Written by: Roseanne Bauman

I teach a nursing class made up of nurses, midwives, and doctors who were trained in  Egypt, Nepal, Romania, Korea, the Philippines, India, Columbia, Sudan, China, Taiwan, Nigeria, Ukraine, Russia, Bangladesh, Iraq, Ethiopia, Sri Lanka, and Iran. They speak 30 languages other than English among them. They vary in years of experience from 1 to 20. Some have immigrant status and others are international students. Some have not worked in healthcare for many years.

I am a believer in grabbing hold of and maximizing teachable moments. If a question is asked, helping someone find the answer will be the most prime teaching opportunity you’ll ever get. Someone is wondering, listening, and paying attention. It works vastly more effectively than the teacher asking the questions. However, it doesn’t take a class long to figure out their teacher works on this principle and they begin to maximize the opportunity to ask questions! Particularly when they are isolated in a new language and culture. As a result, we have vigorous discussions about many things. What is a washcloth and what is its purpose? Do Canadians use alcohol to prevent pressure sores? What about water beds for patients in hospital?  Why doesn’t Canada sell antibiotics over the counter the way many countries do? Why aren’t you ordering an eosinophil sedimentation rate with a white blood count to check for infection? Why would anyone put more than one sheet on a bed? Are the energy boosters at the 24-hour convenience store for the elderly to help increase their energy levels? What is the difference between white and red meat? Is a person with no religion a free spirit? And those are just the medical and nursing questions! I agonize over how to re-socialize these people into Canadian culture and yet honor their vast experience and unique reality. How do you teach someone the “right way” to do a thing in Canada without suggesting what they did before was the “wrong way”? What sort of arrogance proposes that my way is more “advanced” than theirs?

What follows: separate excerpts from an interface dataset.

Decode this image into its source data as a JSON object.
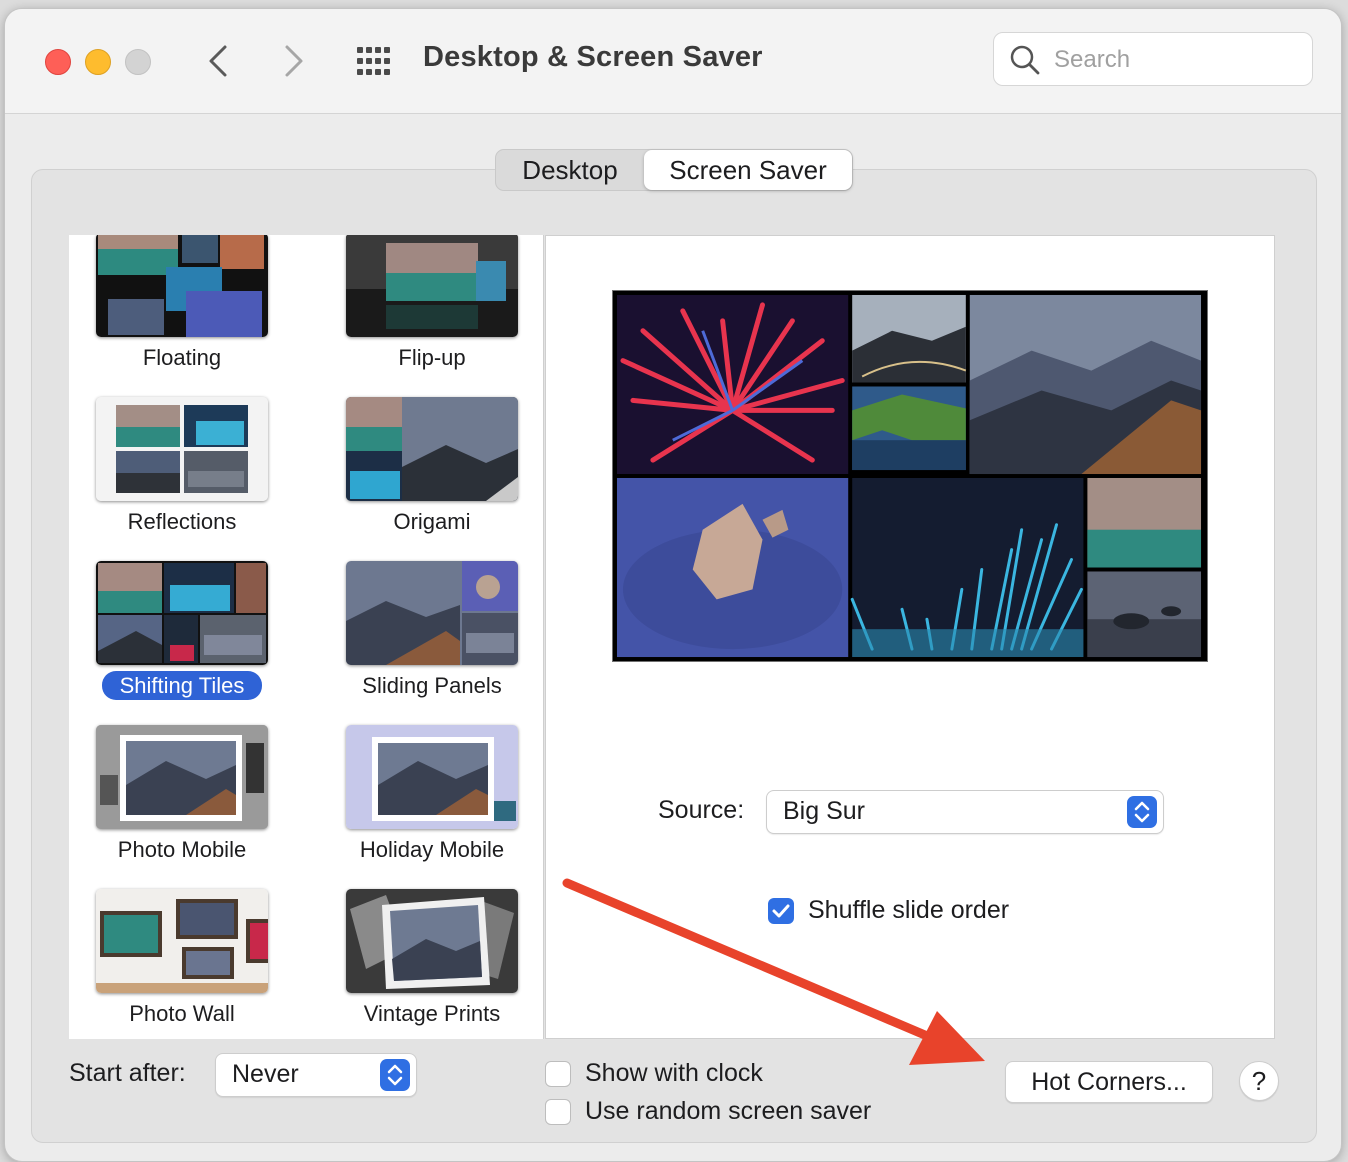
{
  "window": {
    "title": "Desktop & Screen Saver",
    "search_placeholder": "Search"
  },
  "tabs": [
    {
      "label": "Desktop",
      "selected": false
    },
    {
      "label": "Screen Saver",
      "selected": true
    }
  ],
  "savers": [
    {
      "label": "Floating",
      "selected": false
    },
    {
      "label": "Flip-up",
      "selected": false
    },
    {
      "label": "Reflections",
      "selected": false
    },
    {
      "label": "Origami",
      "selected": false
    },
    {
      "label": "Shifting Tiles",
      "selected": true
    },
    {
      "label": "Sliding Panels",
      "selected": false
    },
    {
      "label": "Photo Mobile",
      "selected": false
    },
    {
      "label": "Holiday Mobile",
      "selected": false
    },
    {
      "label": "Photo Wall",
      "selected": false
    },
    {
      "label": "Vintage Prints",
      "selected": false
    }
  ],
  "options": {
    "source_label": "Source:",
    "source_value": "Big Sur",
    "shuffle_label": "Shuffle slide order",
    "shuffle_checked": true
  },
  "footer": {
    "start_after_label": "Start after:",
    "start_after_value": "Never",
    "show_clock_label": "Show with clock",
    "show_clock_checked": false,
    "random_label": "Use random screen saver",
    "random_checked": false,
    "hot_corners_label": "Hot Corners...",
    "help_label": "?"
  },
  "colors": {
    "accent": "#2f63d6",
    "annotation_arrow": "#e8432b"
  }
}
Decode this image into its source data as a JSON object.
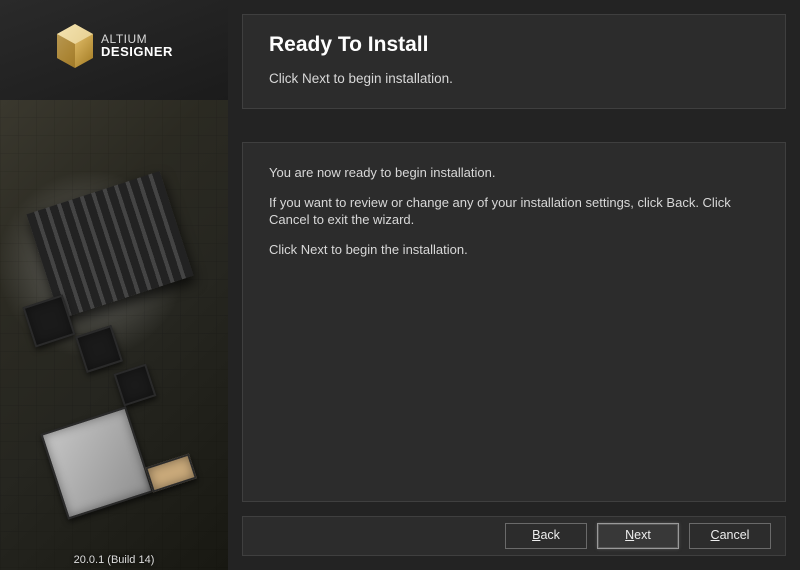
{
  "sidebar": {
    "brand_top": "ALTIUM",
    "brand_bot": "DESIGNER",
    "version": "20.0.1 (Build 14)"
  },
  "header": {
    "title": "Ready To Install",
    "subtitle": "Click Next to begin installation."
  },
  "body": {
    "p1": "You are now ready to begin installation.",
    "p2": "If you want to review or change any of your installation settings, click Back. Click Cancel to exit the wizard.",
    "p3": "Click Next to begin the installation."
  },
  "buttons": {
    "back": {
      "pre": "",
      "u": "B",
      "post": "ack"
    },
    "next": {
      "pre": "",
      "u": "N",
      "post": "ext"
    },
    "cancel": {
      "pre": "",
      "u": "C",
      "post": "ancel"
    }
  }
}
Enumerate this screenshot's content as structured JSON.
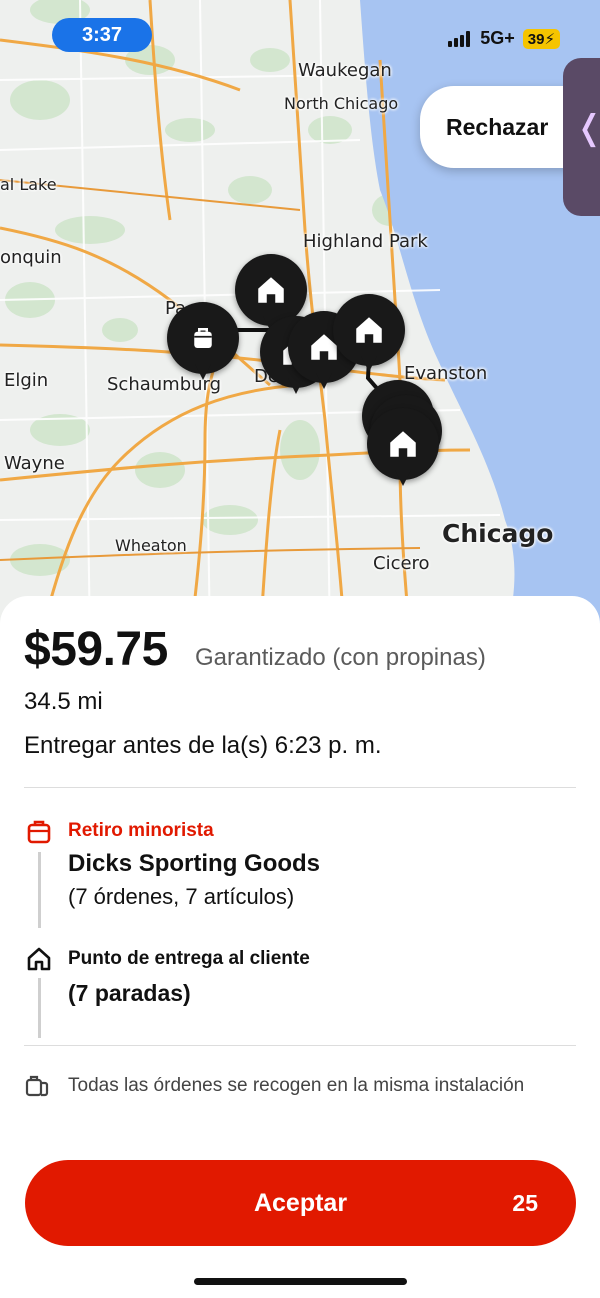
{
  "status_bar": {
    "time": "3:37",
    "network": "5G+",
    "battery": "39"
  },
  "map": {
    "places": [
      {
        "id": "waukegan",
        "name": "Waukegan"
      },
      {
        "id": "north-chicago",
        "name": "North Chicago"
      },
      {
        "id": "lake",
        "name": "al Lake"
      },
      {
        "id": "highland-park",
        "name": "Highland Park"
      },
      {
        "id": "algonquin",
        "name": "onquin"
      },
      {
        "id": "palatine",
        "name": "Pa"
      },
      {
        "id": "elgin",
        "name": "Elgin"
      },
      {
        "id": "schaumburg",
        "name": "Schaumburg"
      },
      {
        "id": "des-plaines",
        "name": "De"
      },
      {
        "id": "evanston",
        "name": "Evanston"
      },
      {
        "id": "wayne",
        "name": "Wayne"
      },
      {
        "id": "wheaton",
        "name": "Wheaton"
      },
      {
        "id": "chicago",
        "name": "Chicago"
      },
      {
        "id": "cicero",
        "name": "Cicero"
      }
    ],
    "reject_label": "Rechazar",
    "side_tab_glyph": "❬",
    "pins": [
      {
        "type": "bag-icon"
      },
      {
        "type": "home-icon"
      },
      {
        "type": "home-icon"
      },
      {
        "type": "home-icon"
      },
      {
        "type": "home-icon"
      },
      {
        "type": "home-icon"
      },
      {
        "type": "home-icon"
      },
      {
        "type": "home-icon"
      }
    ]
  },
  "offer": {
    "price": "$59.75",
    "guarantee": "Garantizado (con propinas)",
    "distance": "34.5 mi",
    "deliver_by": "Entregar antes de la(s) 6:23 p. m."
  },
  "pickup": {
    "label": "Retiro minorista",
    "store": "Dicks Sporting Goods",
    "orders": "(7 órdenes, 7 artículos)"
  },
  "dropoff": {
    "label": "Punto de entrega al cliente",
    "stops": "(7 paradas)"
  },
  "note": "Todas las órdenes se recogen en la misma instalación",
  "accept": {
    "label": "Aceptar",
    "countdown": "25"
  },
  "colors": {
    "accent": "#e11900",
    "water": "#a7c4f2",
    "status_blue": "#1a73e8",
    "pin": "#191919"
  }
}
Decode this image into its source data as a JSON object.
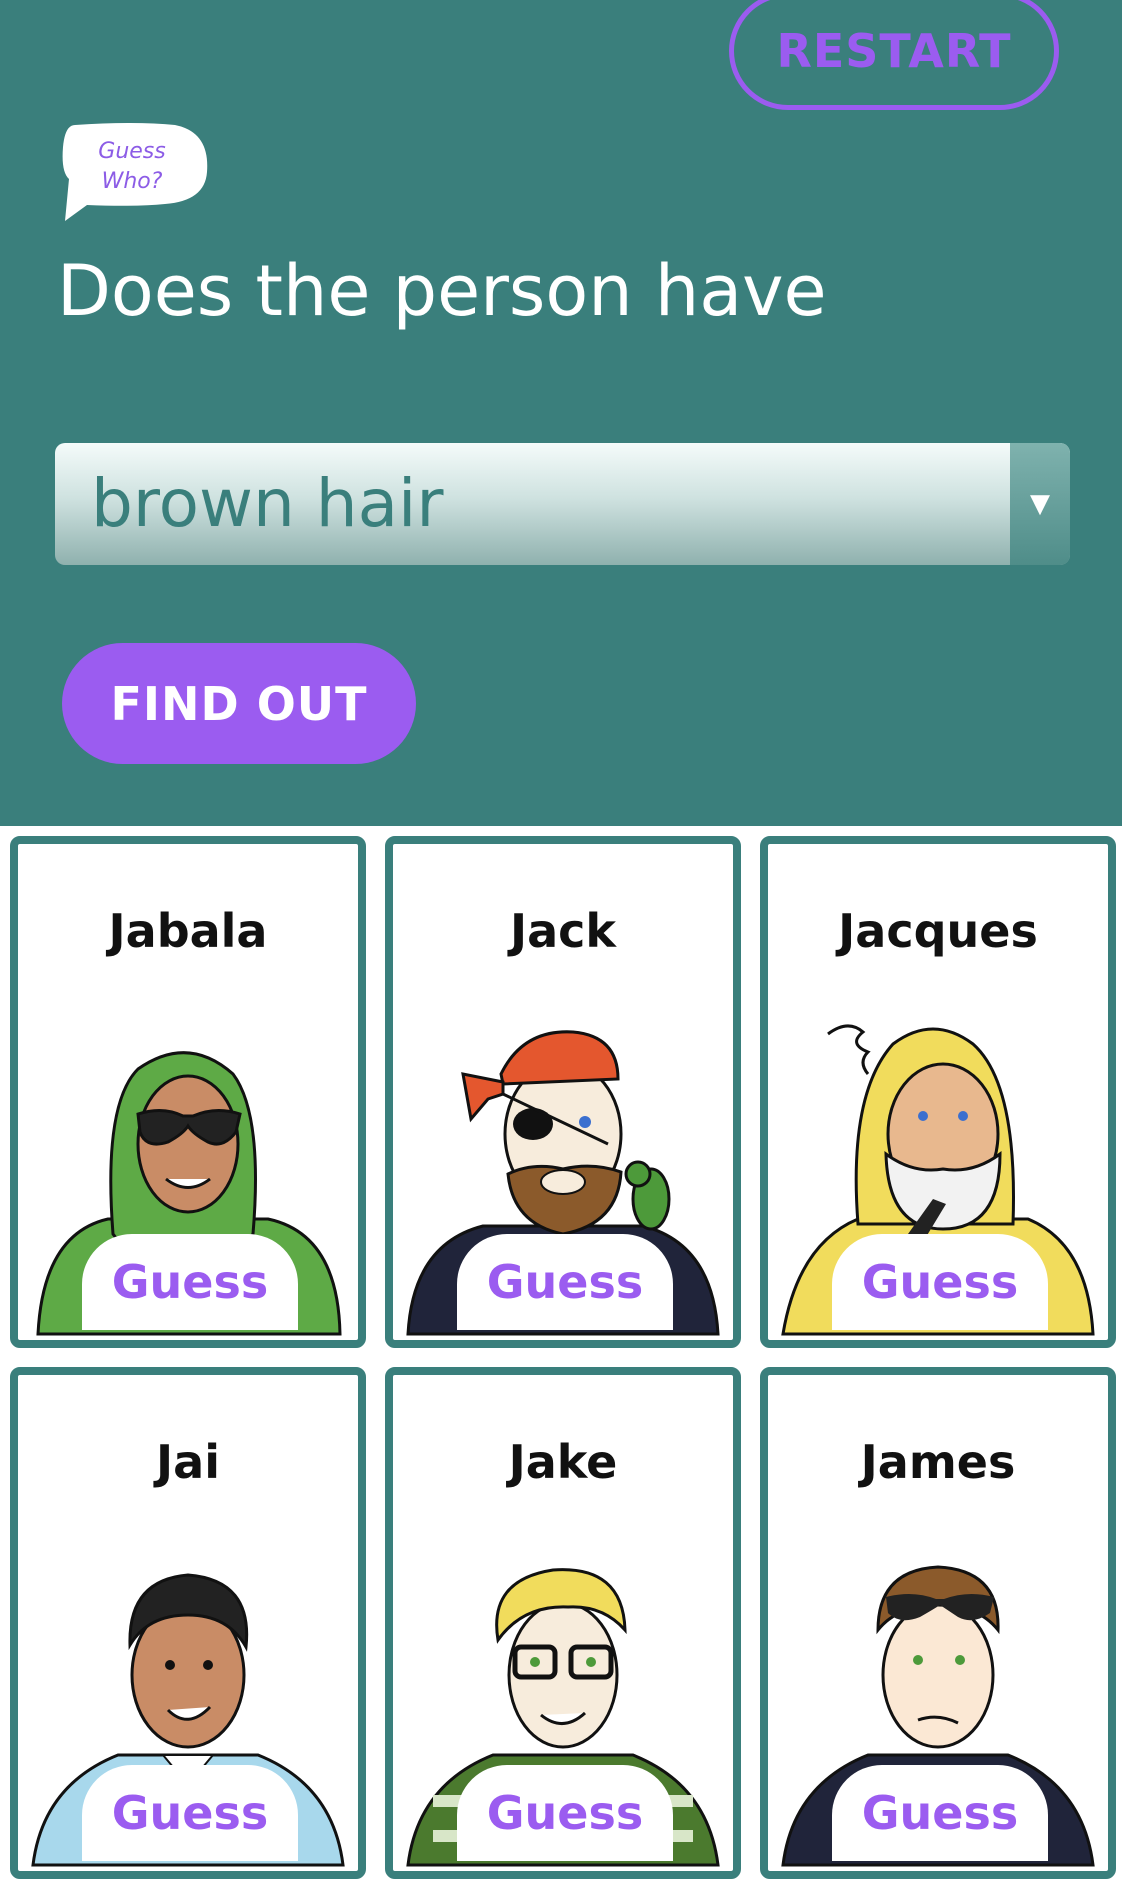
{
  "header": {
    "restart_label": "RESTART",
    "logo_line1": "Guess",
    "logo_line2": "Who?",
    "question": "Does the person have",
    "selected_feature": "brown hair",
    "find_out_label": "FIND OUT"
  },
  "colors": {
    "header_bg": "#3a7f7c",
    "accent": "#9b5cf0",
    "card_border": "#3a7f7c"
  },
  "cards": [
    {
      "name": "Jabala",
      "guess_label": "Guess"
    },
    {
      "name": "Jack",
      "guess_label": "Guess"
    },
    {
      "name": "Jacques",
      "guess_label": "Guess"
    },
    {
      "name": "Jai",
      "guess_label": "Guess"
    },
    {
      "name": "Jake",
      "guess_label": "Guess"
    },
    {
      "name": "James",
      "guess_label": "Guess"
    }
  ]
}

This week the class went to a long term care facility to begin their “hands on” practice. I asked them what their impression was and most said it was very strange, this concept of putting all your elderly in one place. They feel so sad for them that there isn’t more family involvement. When encouraged to think about possible advantages to the system, someone thought it’s a very good idea for those whose families neglect them! It seems that the nursing home concept is generally a shocking idea for cultures who value family and elders and count it a privilege to care for them in their own homes. Here’s another puzzler, have any of you considered how bizarre it is to allow overfed sassy felines to live in the nursing home when they would do nicely for the stew pot? We must look so insane to these people sometimes!

As my students begin to venture out into the “real world” of Canadian healthcare, I face new challenges as the “buffer zone” too. Imagine that you are elderly, have a little difficulty seeing and hearing, and need assistance with your most personal body functions. Then, without your consent or knowledge, some stranger you can’t understand at all comes and clumsily attempts to help you. How disconcerting is that? In your own home no less! Now imagine that you are a staff member trying to help this new Canadian learn how things are done, but it’s so difficult to communicate! Now imagine that you are new, scared, feeling demoted and devalued (because you were a respected professional in your own country) and you can’t even get someone washed and dressed before they say “Get out! I don’t want you! I can’t understand you!” And last of all imagine that you are the teacher and it’s your job to keep everyone happy so that students can be successful in their learning and so that the nursing home will accept students in the future (otherwise your boss will be unhappy). We are not racist, we say, but we prefer to associate as little as possible in our personal lives with those who are not like us. It takes too much effort to try to understand them and work with them.

What was my biggest challenge this week? A meeting I called with a student and two personal support workers (PSWs) at the nursing home to try to clarify an issue. Obviously, there was an issue. The PSWs were quite upset, the student was quite upset, and in leading the conversation I discovered that clearly each party considered the other to be in the wrong. Both sides insisted they had communicated well with the other side, but there was no follow through. Sigh! I talked about the difficulties of communication with accents and so on, but I was in a bit of a bind. What, after all, is a person to do when she needs to advocate for a student who may be experiencing racial discrimination while she harbors doubts in her own heart about that student’s performance? This distinguished gentleman, who bows to me sometimes, was deeply hurt at them tattling to me instead of speaking to him. Can’t say as I blame him! In the staff’s defense, they probably didn’t even catch what he was saying when he told them that; his accent is so hard to decipher. Jesus taught us in the parable of the good Samaritan that loving our neighbors means showing mercy to those around us who are in need. Our neighbors are any and all persons who cross our path. It gets tougher when our neighbors are on opposite sides of a conflict! We ended up leaving the work issue basically unresolved since we couldn’t untangle it sufficiently, and instead focused on making a specific plan for the next class that I hope everyone understood clearly. I pray for the love, patience, and endurance to continue working with my multicultural neighborhood. It’s messy, it’s bumpy, and usually there is no road map, but the Lord loves us all and will help us love each other.

Aug. 9, 2020

Leave a Reply